— ABOUT THIS TASK —
A complete and exact copy of the entries below is the expected result.

— EXCERPTED RECORDS —

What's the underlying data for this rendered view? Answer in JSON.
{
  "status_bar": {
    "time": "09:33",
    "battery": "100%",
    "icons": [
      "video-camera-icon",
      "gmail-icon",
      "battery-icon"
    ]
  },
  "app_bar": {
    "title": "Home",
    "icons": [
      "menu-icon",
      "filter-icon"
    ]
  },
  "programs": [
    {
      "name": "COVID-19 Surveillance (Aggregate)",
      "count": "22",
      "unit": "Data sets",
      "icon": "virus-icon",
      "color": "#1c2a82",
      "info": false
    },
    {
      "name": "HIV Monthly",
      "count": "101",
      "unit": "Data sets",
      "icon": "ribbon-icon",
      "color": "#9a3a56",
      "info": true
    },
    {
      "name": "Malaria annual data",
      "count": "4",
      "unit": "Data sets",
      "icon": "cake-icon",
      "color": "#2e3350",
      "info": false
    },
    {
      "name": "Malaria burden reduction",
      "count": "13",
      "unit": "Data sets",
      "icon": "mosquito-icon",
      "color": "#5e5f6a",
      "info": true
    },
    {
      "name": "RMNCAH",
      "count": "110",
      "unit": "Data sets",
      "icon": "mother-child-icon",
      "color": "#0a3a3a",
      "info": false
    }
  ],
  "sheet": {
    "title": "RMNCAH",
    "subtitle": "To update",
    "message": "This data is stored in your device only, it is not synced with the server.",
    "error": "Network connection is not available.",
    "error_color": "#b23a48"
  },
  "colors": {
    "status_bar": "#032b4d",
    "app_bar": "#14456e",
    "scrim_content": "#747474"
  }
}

— ANSWER TO THE EXERCISE —
What's the underlying data for this rendered view? Answer in JSON.
{
  "status_bar": {
    "time": "09:33",
    "battery": "100%",
    "icons": [
      "video-camera-icon",
      "gmail-icon",
      "battery-icon"
    ]
  },
  "app_bar": {
    "title": "Home",
    "icons": [
      "menu-icon",
      "filter-icon"
    ]
  },
  "programs": [
    {
      "name": "COVID-19 Surveillance (Aggregate)",
      "count": "22",
      "unit": "Data sets",
      "icon": "virus-icon",
      "color": "#1c2a82",
      "info": false
    },
    {
      "name": "HIV Monthly",
      "count": "101",
      "unit": "Data sets",
      "icon": "ribbon-icon",
      "color": "#9a3a56",
      "info": true
    },
    {
      "name": "Malaria annual data",
      "count": "4",
      "unit": "Data sets",
      "icon": "cake-icon",
      "color": "#2e3350",
      "info": false
    },
    {
      "name": "Malaria burden reduction",
      "count": "13",
      "unit": "Data sets",
      "icon": "mosquito-icon",
      "color": "#5e5f6a",
      "info": true
    },
    {
      "name": "RMNCAH",
      "count": "110",
      "unit": "Data sets",
      "icon": "mother-child-icon",
      "color": "#0a3a3a",
      "info": false
    }
  ],
  "sheet": {
    "title": "RMNCAH",
    "subtitle": "To update",
    "message": "This data is stored in your device only, it is not synced with the server.",
    "error": "Network connection is not available.",
    "error_color": "#b23a48"
  },
  "colors": {
    "status_bar": "#032b4d",
    "app_bar": "#14456e",
    "scrim_content": "#747474"
  }
}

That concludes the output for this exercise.